Rabbani was head of the country's High Peace Council, which was set up by the Afghan government to work toward a political solution with the Taliban.
The turban bomber entered Rabbani's house in the evening and blew himself up inside, said Mohammad Zahir, the chief of criminal investigation for the Kabul police. Fazel Karim Aimaq, former lawmaker from Kunduz province and a friend of Rabbani's, told reporters outside the former president's home that a man who arrived to meet Rabbani was not properly searched. The visitor shook Rabbani's hand and bowed as a sign of respect, Aimaq said.
"Then his turban exploded," he said.
Four of Rabbani's bodyguards were also killed and a key presidential adviser was wounded in the attack at Rabbani's home.
President Barack Obama says the killing will not deter the U.S. and Afghanistan from its mission of freedom.
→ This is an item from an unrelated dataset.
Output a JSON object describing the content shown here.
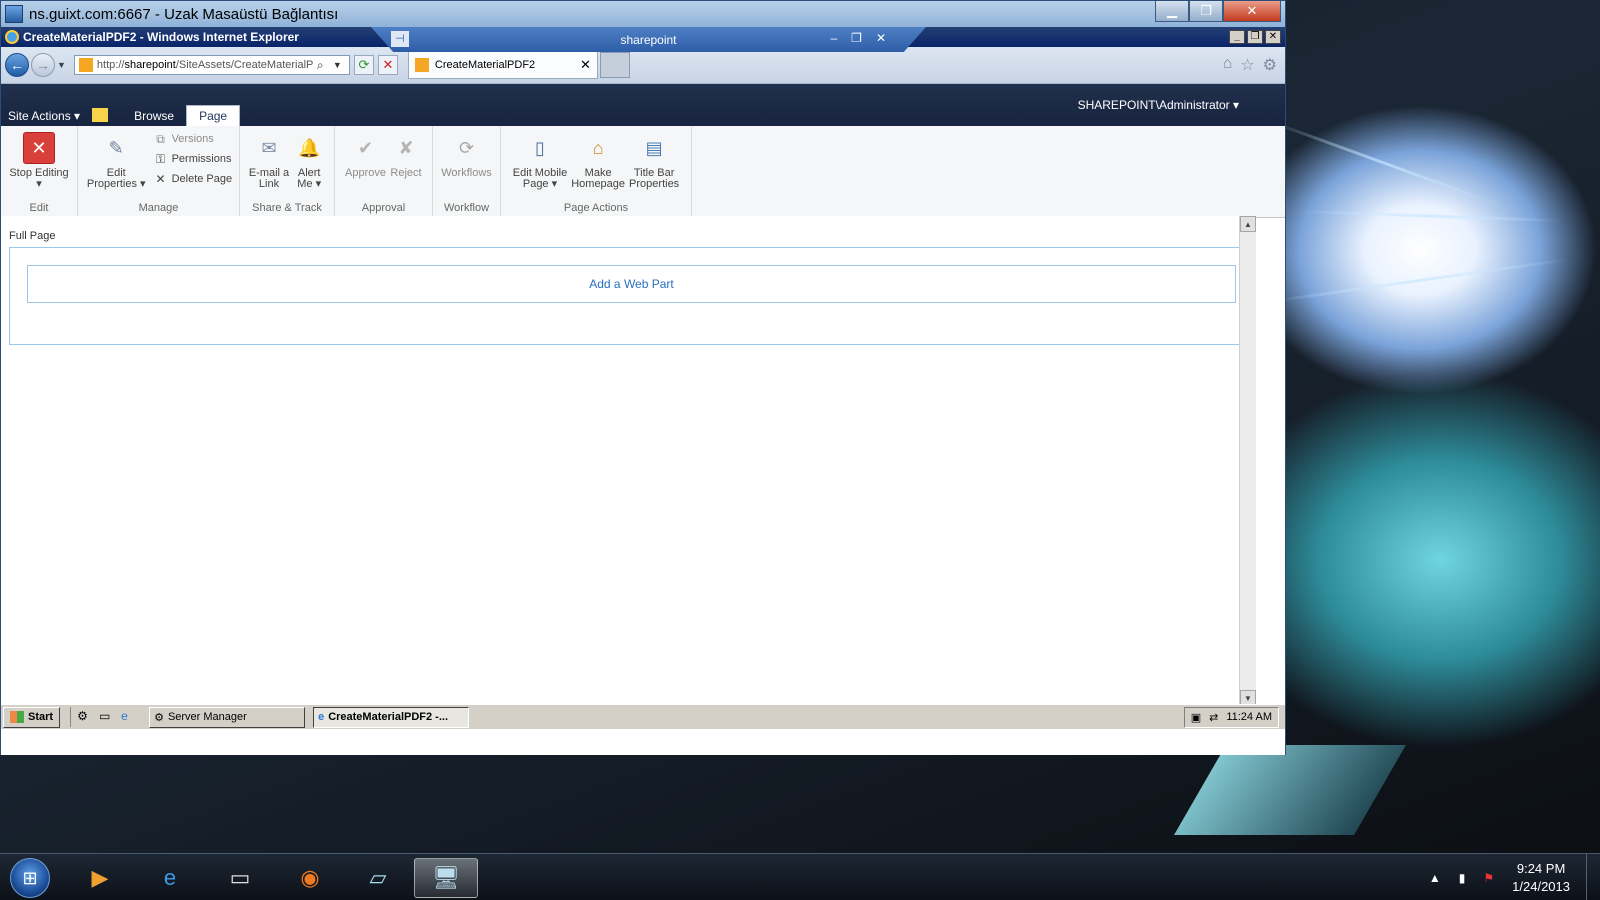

Current Afghan President Hamid Karzai is cutting short his trip to New York and is returning to Kabul after a meeting with Obama.
The Associated Press contributed to this report.